■ Records for the exercise:
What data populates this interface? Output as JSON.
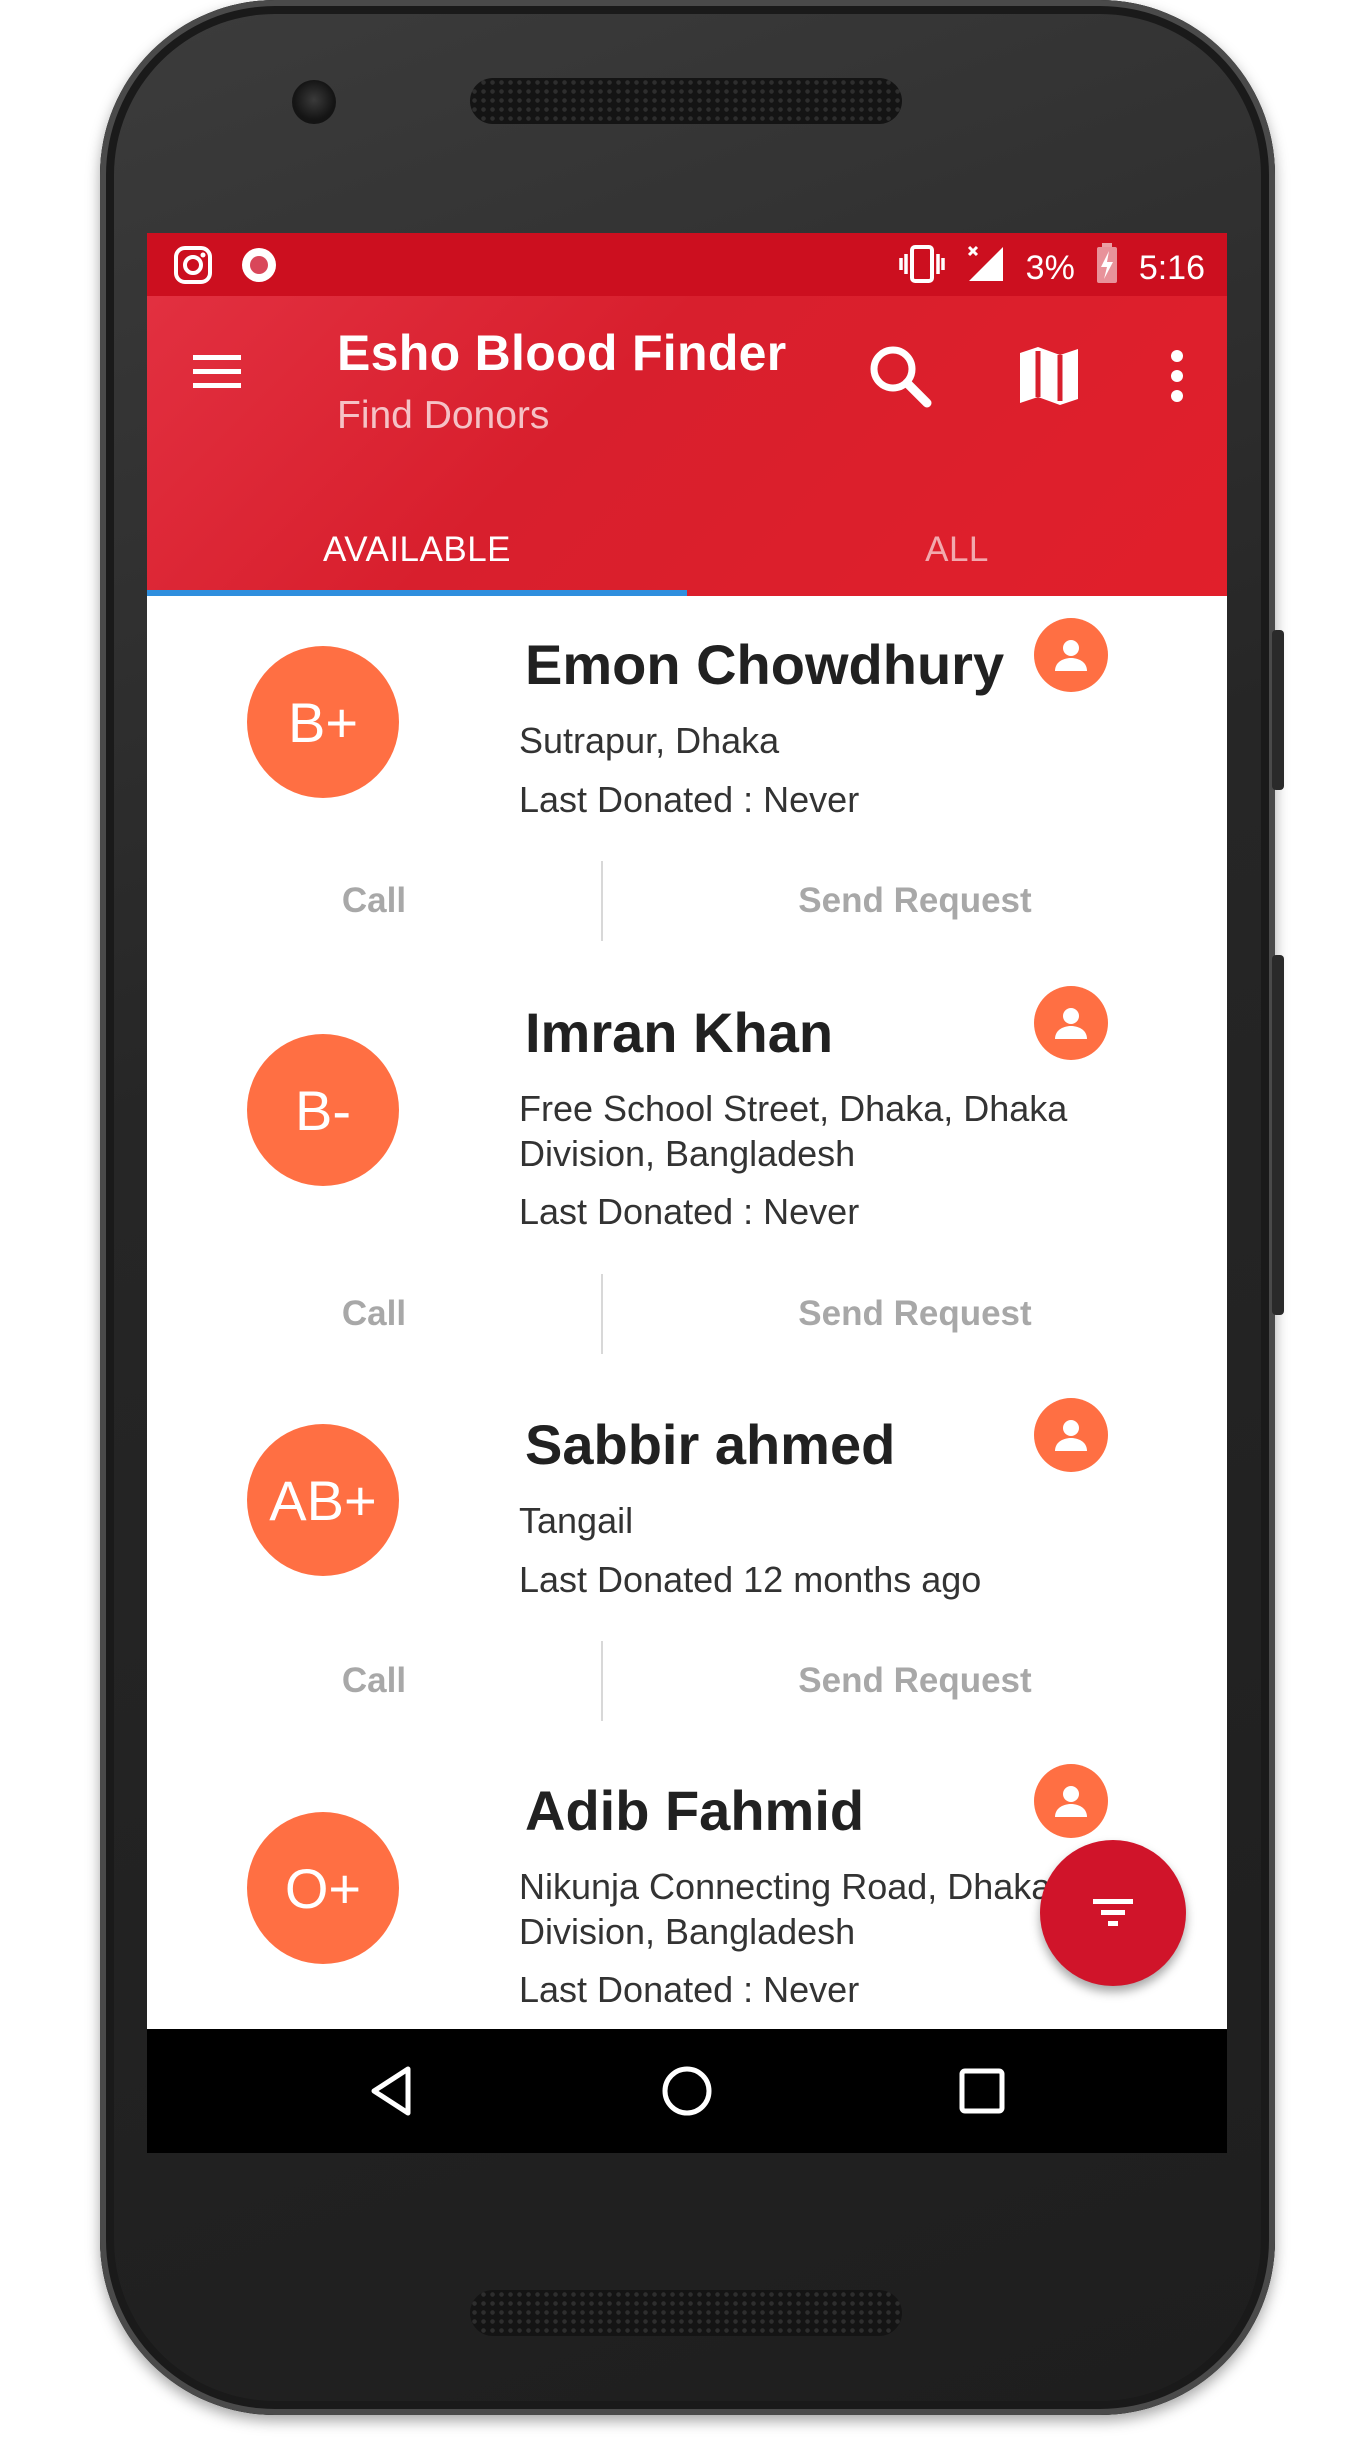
{
  "status_bar": {
    "battery": "3%",
    "time": "5:16"
  },
  "app_bar": {
    "title": "Esho Blood Finder",
    "subtitle": "Find Donors"
  },
  "tabs": [
    {
      "label": "AVAILABLE",
      "active": true
    },
    {
      "label": "ALL",
      "active": false
    }
  ],
  "donors": [
    {
      "blood_group": "B+",
      "name": "Emon Chowdhury",
      "location": "Sutrapur, Dhaka",
      "last_donated": "Last Donated : Never",
      "call_label": "Call",
      "request_label": "Send Request"
    },
    {
      "blood_group": "B-",
      "name": "Imran Khan",
      "location": "Free School Street, Dhaka, Dhaka Division, Bangladesh",
      "last_donated": "Last Donated : Never",
      "call_label": "Call",
      "request_label": "Send Request"
    },
    {
      "blood_group": "AB+",
      "name": "Sabbir ahmed",
      "location": "Tangail",
      "last_donated": "Last Donated 12 months ago",
      "call_label": "Call",
      "request_label": "Send Request"
    },
    {
      "blood_group": "O+",
      "name": "Adib Fahmid",
      "location": "Nikunja Connecting Road, Dhaka Division, Bangladesh",
      "last_donated": "Last Donated : Never"
    }
  ],
  "colors": {
    "primary": "#d81f2d",
    "status_bar": "#cc0f1f",
    "accent_badge": "#ff6f43",
    "fab": "#d0142a",
    "tab_indicator": "#2f8fde"
  },
  "icons": {
    "menu": "hamburger-icon",
    "search": "search-icon",
    "map": "map-icon",
    "overflow": "more-vert-icon",
    "profile": "person-icon",
    "fab": "filter-icon",
    "nav_back": "triangle-back-icon",
    "nav_home": "circle-home-icon",
    "nav_recents": "square-recents-icon"
  }
}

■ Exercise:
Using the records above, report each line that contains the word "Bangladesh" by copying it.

■ Response to this task:
      "location": "Free School Street, Dhaka, Dhaka Division, Bangladesh",
      "location": "Nikunja Connecting Road, Dhaka Division, Bangladesh",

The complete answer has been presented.